- It is difficult to get accurate estimates, because, in the first place, the market is competitive. Now we, the Institute of Vaccines and Serums, are constantly participating in the PAHO tender for the St. Petersburg vaccine, although not so successfully. We have a main competitor: the South Korean company Green Cross. In fact, they started their work on the flu vaccine just two years earlier, them in 2009, and us in 2011. But today Koreans are very successful in expanding to the Latin American region. Of course, first of all thanks to the coordinated work of a private company, which is Green Cross, but state support is also an important factor.
In 2010, the company received a government grant from South Korean authorities in the amount of $ 51 million for the development of the influenza vaccine division. They organized everything correctly, invited specialists, launched the technology, are actively working with the Registration Authority of South Korea, and vaccine registration takes place very quickly. Now we've just started working on a tetravalent vaccine, and they've been selling it for a year. But in fact we're going the same way.
The Pan American Health Organization (PAHO) functions as a regional office of WHO and brings together 52 countries and territories in Latin America and the Caribbean. In 1979, a Vaccine Supply Fund was established within PAHO, with a capital that now amounts to more than $ 120 million. Taking advantage of the conditions of a wholesale buyer, the Fund buys vaccines at reduced prices for 35 countries and six territories.
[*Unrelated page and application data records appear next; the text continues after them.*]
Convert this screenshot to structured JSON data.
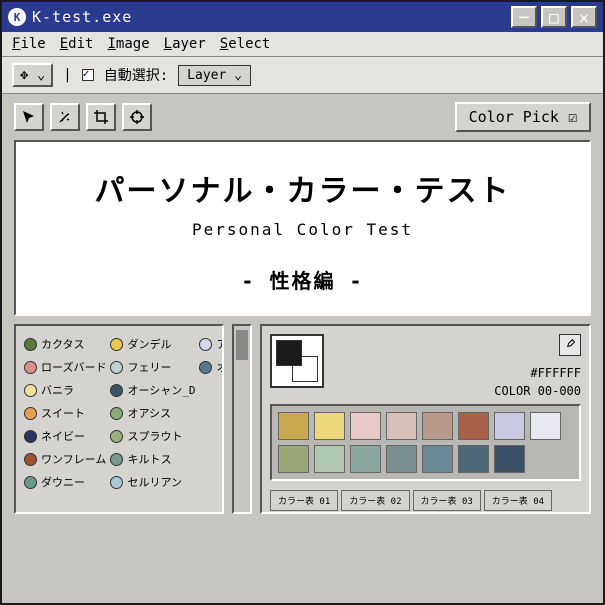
{
  "window": {
    "title": "K-test.exe"
  },
  "menubar": [
    "File",
    "Edit",
    "Image",
    "Layer",
    "Select"
  ],
  "toolbar": {
    "autoselect": "自動選択:",
    "layer": "Layer ⌄"
  },
  "colorpick": "Color Pick ☑",
  "hero": {
    "title": "パーソナル・カラー・テスト",
    "subtitle": "Personal Color Test",
    "section": "- 性格編 -"
  },
  "colorlist": [
    {
      "name": "カクタス",
      "c": "#5a7a3a"
    },
    {
      "name": "ローズバード",
      "c": "#d89090"
    },
    {
      "name": "バニラ",
      "c": "#f0e0a0"
    },
    {
      "name": "スイート",
      "c": "#e8a050"
    },
    {
      "name": "ネイビー",
      "c": "#2a3560"
    },
    {
      "name": "ワンフレーム",
      "c": "#a05030"
    },
    {
      "name": "ダウニー",
      "c": "#6a9a8a"
    },
    {
      "name": "ダンデル",
      "c": "#e8c850"
    },
    {
      "name": "フェリー",
      "c": "#c0d0d0"
    },
    {
      "name": "オーシャン_D",
      "c": "#3a5565"
    },
    {
      "name": "オアシス",
      "c": "#8aaa7a"
    },
    {
      "name": "スプラウト",
      "c": "#9ab080"
    },
    {
      "name": "キルトス",
      "c": "#7a9a90"
    },
    {
      "name": "セルリアン",
      "c": "#a8c8d8"
    },
    {
      "name": "アリス",
      "c": "#d0d8e8"
    },
    {
      "name": "オーシャン_B",
      "c": "#5a7a8a"
    }
  ],
  "picker": {
    "hex": "#FFFFFF",
    "code": "COLOR 00-000"
  },
  "palette": {
    "row1": [
      "#c9a84f",
      "#ecd87a",
      "#e8c8c8",
      "#d8c0b8",
      "#b89888",
      "#a86048",
      "#c8c8e0",
      "#e8e8f0"
    ],
    "row2": [
      "#9aa878",
      "#b0c8b0",
      "#8aa8a0",
      "#7a9090",
      "#6a8a98",
      "#4a6878",
      "#3a5068"
    ]
  },
  "tabs": [
    "カラー表 01",
    "カラー表 02",
    "カラー表 03",
    "カラー表 04"
  ]
}
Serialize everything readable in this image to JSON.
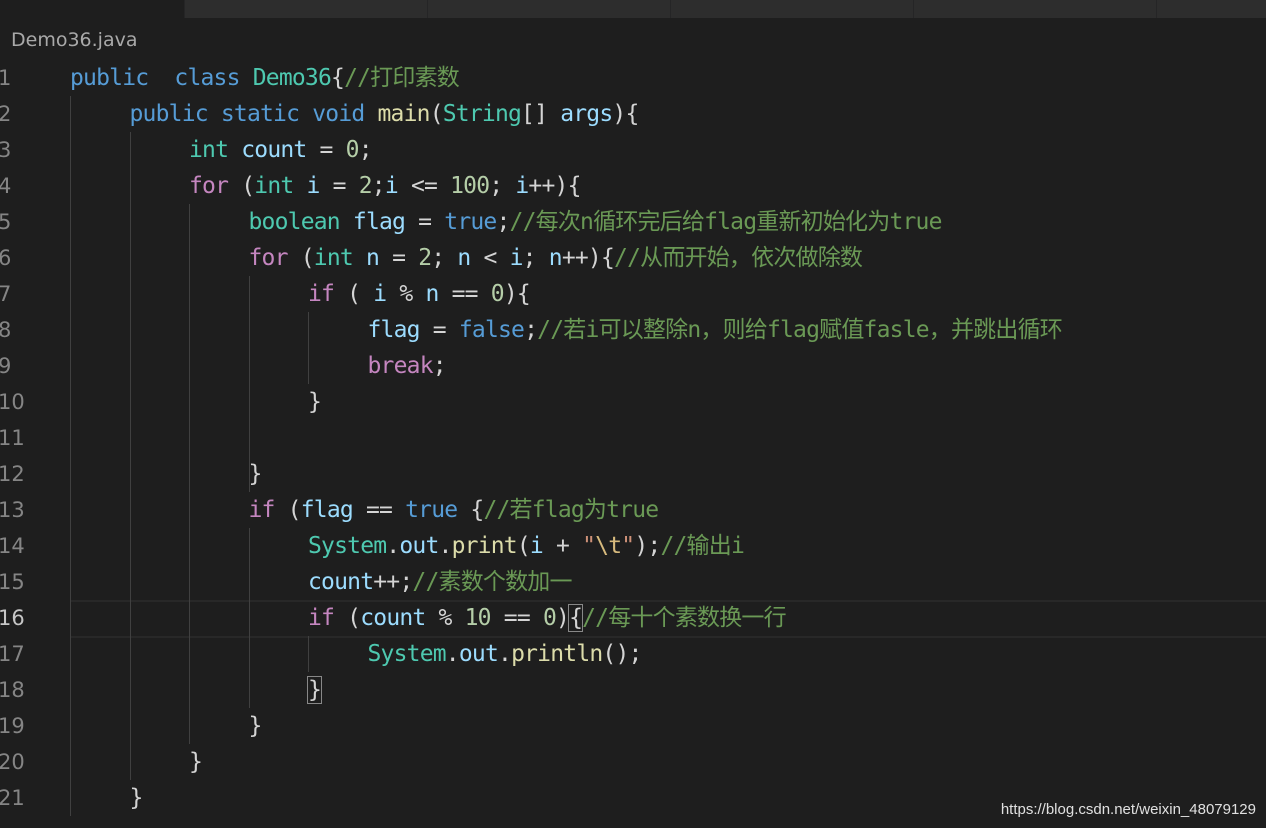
{
  "tabs": [
    {
      "label": "",
      "active": true
    },
    {
      "label": "",
      "active": false
    },
    {
      "label": "",
      "active": false
    },
    {
      "label": "",
      "active": false
    },
    {
      "label": "",
      "active": false
    },
    {
      "label": "",
      "active": false
    }
  ],
  "breadcrumb": "Demo36.java",
  "editor": {
    "current_line": 16,
    "line_numbers": [
      "1",
      "2",
      "3",
      "4",
      "5",
      "6",
      "7",
      "8",
      "9",
      "10",
      "11",
      "12",
      "13",
      "14",
      "15",
      "16",
      "17",
      "18",
      "19",
      "20",
      "21"
    ],
    "lines": [
      [
        [
          "kw",
          "public"
        ],
        [
          "",
          "  "
        ],
        [
          "kw",
          "class"
        ],
        [
          "",
          " "
        ],
        [
          "ty",
          "Demo36"
        ],
        [
          "",
          "{"
        ],
        [
          "cm",
          "//打印素数"
        ]
      ],
      [
        [
          "",
          ""
        ],
        [
          "kw",
          "public"
        ],
        [
          "",
          " "
        ],
        [
          "kw",
          "static"
        ],
        [
          "",
          " "
        ],
        [
          "kw",
          "void"
        ],
        [
          "",
          " "
        ],
        [
          "fn",
          "main"
        ],
        [
          "",
          "("
        ],
        [
          "ty",
          "String"
        ],
        [
          "",
          "[] "
        ],
        [
          "var",
          "args"
        ],
        [
          "",
          "){"
        ]
      ],
      [
        [
          "ty",
          "int"
        ],
        [
          "",
          " "
        ],
        [
          "var",
          "count"
        ],
        [
          "",
          " = "
        ],
        [
          "num",
          "0"
        ],
        [
          "",
          ";"
        ]
      ],
      [
        [
          "ctl",
          "for"
        ],
        [
          "",
          " ("
        ],
        [
          "ty",
          "int"
        ],
        [
          "",
          " "
        ],
        [
          "var",
          "i"
        ],
        [
          "",
          " = "
        ],
        [
          "num",
          "2"
        ],
        [
          "",
          ";"
        ],
        [
          "var",
          "i"
        ],
        [
          "",
          " <= "
        ],
        [
          "num",
          "100"
        ],
        [
          "",
          "; "
        ],
        [
          "var",
          "i"
        ],
        [
          "",
          "++){"
        ]
      ],
      [
        [
          "ty",
          "boolean"
        ],
        [
          "",
          " "
        ],
        [
          "var",
          "flag"
        ],
        [
          "",
          " = "
        ],
        [
          "kw",
          "true"
        ],
        [
          "",
          ";"
        ],
        [
          "cm",
          "//每次n循环完后给flag重新初始化为true"
        ]
      ],
      [
        [
          "ctl",
          "for"
        ],
        [
          "",
          " ("
        ],
        [
          "ty",
          "int"
        ],
        [
          "",
          " "
        ],
        [
          "var",
          "n"
        ],
        [
          "",
          " = "
        ],
        [
          "num",
          "2"
        ],
        [
          "",
          "; "
        ],
        [
          "var",
          "n"
        ],
        [
          "",
          " < "
        ],
        [
          "var",
          "i"
        ],
        [
          "",
          "; "
        ],
        [
          "var",
          "n"
        ],
        [
          "",
          "++){"
        ],
        [
          "cm",
          "//从而开始，依次做除数"
        ]
      ],
      [
        [
          "ctl",
          "if"
        ],
        [
          "",
          " ( "
        ],
        [
          "var",
          "i"
        ],
        [
          "",
          " % "
        ],
        [
          "var",
          "n"
        ],
        [
          "",
          " == "
        ],
        [
          "num",
          "0"
        ],
        [
          "",
          "){"
        ]
      ],
      [
        [
          "var",
          "flag"
        ],
        [
          "",
          " = "
        ],
        [
          "kw",
          "false"
        ],
        [
          "",
          ";"
        ],
        [
          "cm",
          "//若i可以整除n，则给flag赋值fasle，并跳出循环"
        ]
      ],
      [
        [
          "ctl",
          "break"
        ],
        [
          "",
          ";"
        ]
      ],
      [
        [
          "",
          "}"
        ]
      ],
      [
        [
          "",
          ""
        ]
      ],
      [
        [
          "",
          "}"
        ]
      ],
      [
        [
          "ctl",
          "if"
        ],
        [
          "",
          " ("
        ],
        [
          "var",
          "flag"
        ],
        [
          "",
          " == "
        ],
        [
          "kw",
          "true"
        ],
        [
          "",
          " {"
        ],
        [
          "cm",
          "//若flag为true"
        ]
      ],
      [
        [
          "ty",
          "System"
        ],
        [
          "",
          "."
        ],
        [
          "var",
          "out"
        ],
        [
          "",
          "."
        ],
        [
          "fn",
          "print"
        ],
        [
          "",
          "("
        ],
        [
          "var",
          "i"
        ],
        [
          "",
          " + "
        ],
        [
          "str",
          "\""
        ],
        [
          "esc",
          "\\t"
        ],
        [
          "str",
          "\""
        ],
        [
          "",
          ");"
        ],
        [
          "cm",
          "//输出i"
        ]
      ],
      [
        [
          "var",
          "count"
        ],
        [
          "",
          "++;"
        ],
        [
          "cm",
          "//素数个数加一"
        ]
      ],
      [
        [
          "ctl",
          "if"
        ],
        [
          "",
          " ("
        ],
        [
          "var",
          "count"
        ],
        [
          "",
          " % "
        ],
        [
          "num",
          "10"
        ],
        [
          "",
          " == "
        ],
        [
          "num",
          "0"
        ],
        [
          "",
          ")"
        ],
        [
          "bm",
          "{"
        ],
        [
          "cm",
          "//每十个素数换一行"
        ]
      ],
      [
        [
          "ty",
          "System"
        ],
        [
          "",
          "."
        ],
        [
          "var",
          "out"
        ],
        [
          "",
          "."
        ],
        [
          "fn",
          "println"
        ],
        [
          "",
          "();"
        ]
      ],
      [
        [
          "bm",
          "}"
        ]
      ],
      [
        [
          "",
          "}"
        ]
      ],
      [
        [
          "",
          "}"
        ]
      ],
      [
        [
          "",
          "}"
        ]
      ]
    ]
  },
  "watermark": "https://blog.csdn.net/weixin_48079129"
}
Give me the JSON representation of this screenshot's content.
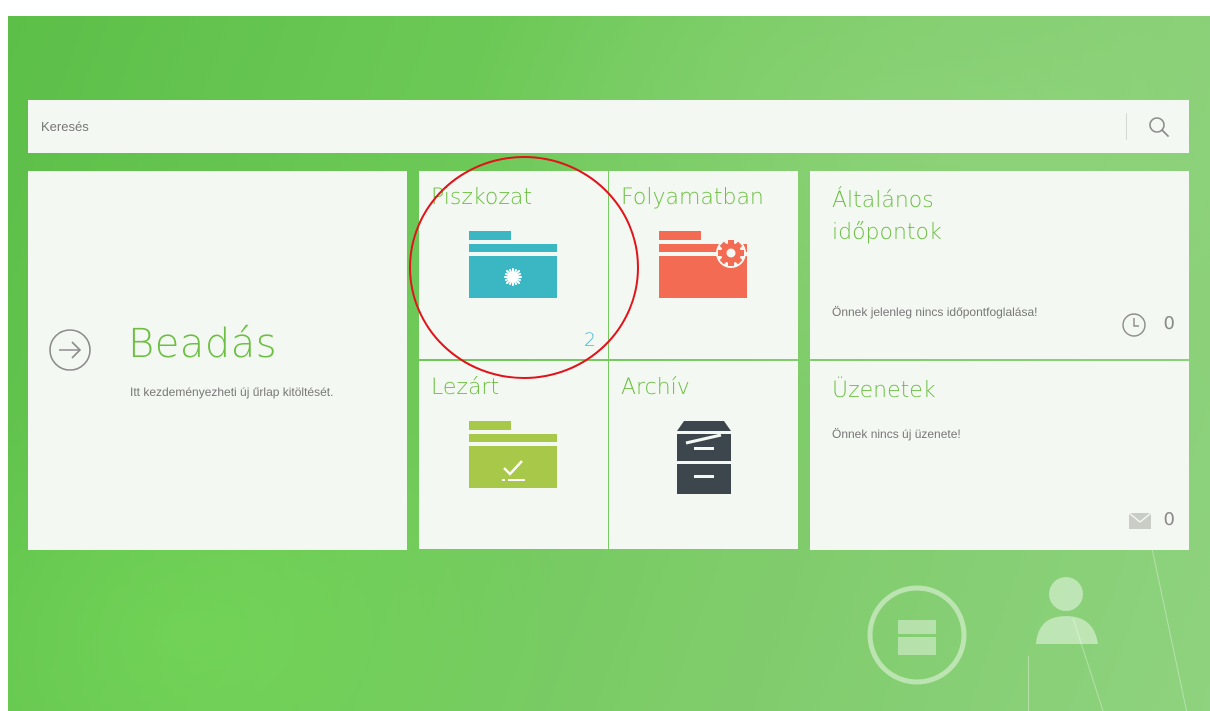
{
  "search": {
    "placeholder": "Keresés",
    "icon": "search-icon"
  },
  "tiles": {
    "beadas": {
      "title": "Beadás",
      "description": "Itt kezdeményezheti új űrlap kitöltését.",
      "icon": "arrow-circle-icon"
    },
    "piszkozat": {
      "title": "Piszkozat",
      "count": "2",
      "icon": "draft-folder-icon",
      "color": "#3bb7c4"
    },
    "folyamatban": {
      "title": "Folyamatban",
      "icon": "in-progress-folder-icon",
      "color": "#f26b52"
    },
    "lezart": {
      "title": "Lezárt",
      "icon": "closed-folder-icon",
      "color": "#a8c84a"
    },
    "archiv": {
      "title": "Archív",
      "icon": "archive-cabinet-icon",
      "color": "#3d464d"
    },
    "idopontok": {
      "title": "Általános időpontok",
      "message": "Önnek jelenleg nincs időpontfoglalása!",
      "count": "0",
      "icon": "clock-icon"
    },
    "uzenetek": {
      "title": "Üzenetek",
      "message": "Önnek nincs új üzenete!",
      "count": "0",
      "icon": "envelope-icon"
    }
  },
  "accent_color": "#6cbf43",
  "highlight_color": "#e0141b"
}
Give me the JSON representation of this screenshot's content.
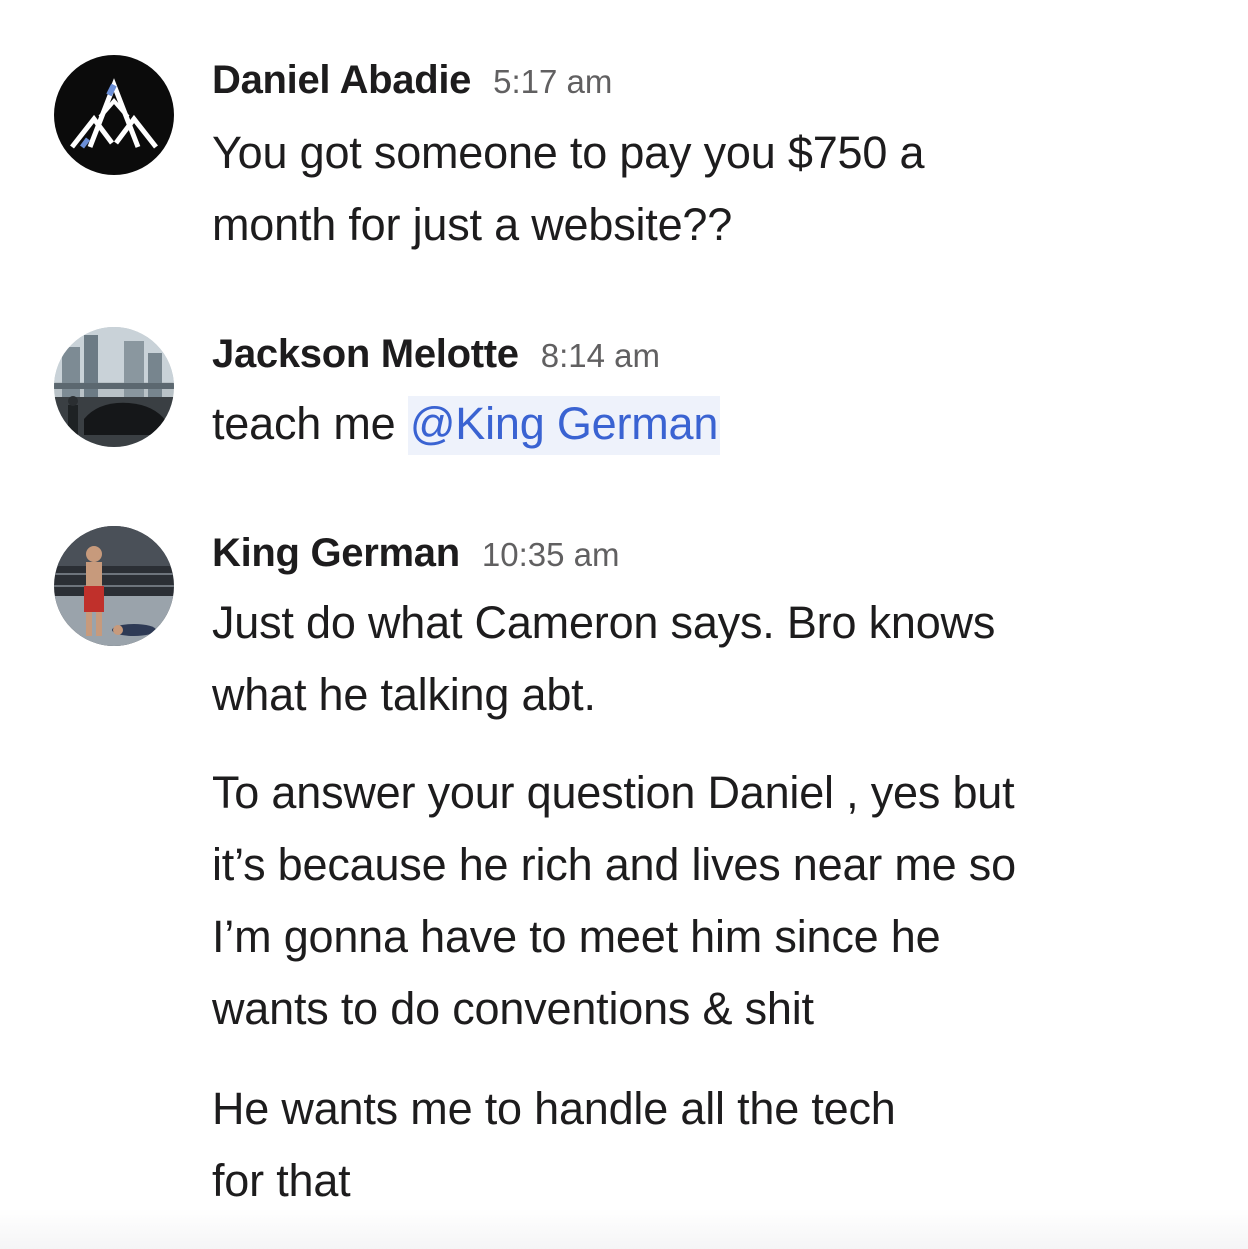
{
  "messages": [
    {
      "author": "Daniel Abadie",
      "time": "5:17 am",
      "avatar_icon": "mountain-logo-icon",
      "lines": [
        "You got someone to pay you $750 a",
        "month for just a website??"
      ]
    },
    {
      "author": "Jackson Melotte",
      "time": "8:14 am",
      "avatar_icon": "city-car-photo",
      "text_prefix": "teach me ",
      "mention": "@King German"
    },
    {
      "author": "King German",
      "time": "10:35 am",
      "avatar_icon": "fighter-photo",
      "paragraphs": [
        [
          "Just do what Cameron says. Bro knows",
          "what he talking abt."
        ],
        [
          "To answer your question Daniel , yes but",
          "it’s because he rich and lives near me so",
          "I’m gonna have to meet him since he",
          "wants to do conventions & shit"
        ],
        [
          "He wants me to handle all the tech",
          "for that"
        ]
      ]
    }
  ],
  "colors": {
    "text": "#1d1c1d",
    "timestamp": "#616061",
    "mention_text": "#3a63d2",
    "mention_bg": "#eef2fb"
  }
}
In some of them, such as Bolivia and Costa Rica, the legislation itself requires the purchase of vaccines through the PAHO Revolving Fund. Countries that received drugs paid about 95 per cent of their cost and could take advantage of a 60-day extension of payment. Shipping and operating costs are paid by PAHO members in the amount of 3.5% of the order.
- You said that in March you expect to produce 1 million doses of vaccine in Nicaragua. How will production continue to develop?
- Then the fight for the markets awaits us. And I think we can increase production to 10-15 million doses.
- How many doses are in demand in the Latin American market?
There, some of the products are purchased through the Pan American Health Organization, about 30 million doses, and some are purchased by the Ministries of Health of different countries on their own, totaling about 15 million doses. In total there are 45 million doses. That is what concerns over-the-counter markets. In Brazil, Mexico, Argentina, the market is completely different, it is much bigger, only Brazil consumes around 52 million doses. But it will be difficult to enter these countries with our product. Western companies that have made production there, like our Nicaraguan plant, have long-term contracts for the supply of their products with the local Health Ministries. This, of course, is already more political work, and I hope that our Foreign Ministry and our Trade Missions will help us, because the Vaccine Institute alone cannot solve such problems.
The population of Latin America includes more than 620 million people, and it is planned to increase the level of immunization of the population to 30 per cent by 2022. Even with existing production sites in Mexico and Brazil, there will be a shortage of influenza vaccines of up to 100 million doses per year in the region.
- Apart from Latin America, are there other sales possibilities?
- In the near future, we have scheduled a meeting with the Regulatory Authority of Canada. Previously we presented our Dossier for the study, we met with experts from Health Canada. Our Dossier, is accepted by the Russian Ministry of Health and fully complies with the State Pharmacopoeia established in the Russian Federation, but is not suitable for Canadian regulators. The Dossier adopted to the CTD format will be presented in Canada in 2019. By the way, the Canadian budget buys flu vaccines for $ 78 million, and the Canadian Regulatory Authority is one of the keys to the Latin American region and the most demanding.
Registering our vaccine in Canada will allow you to easily enter any market in Latin America, as well as supply the vaccine to the Pan American Health Organization. In addition, with PAHO support, Canadian regulator Health Canada will coordinate an inspection of our plant in Nicaragua next year.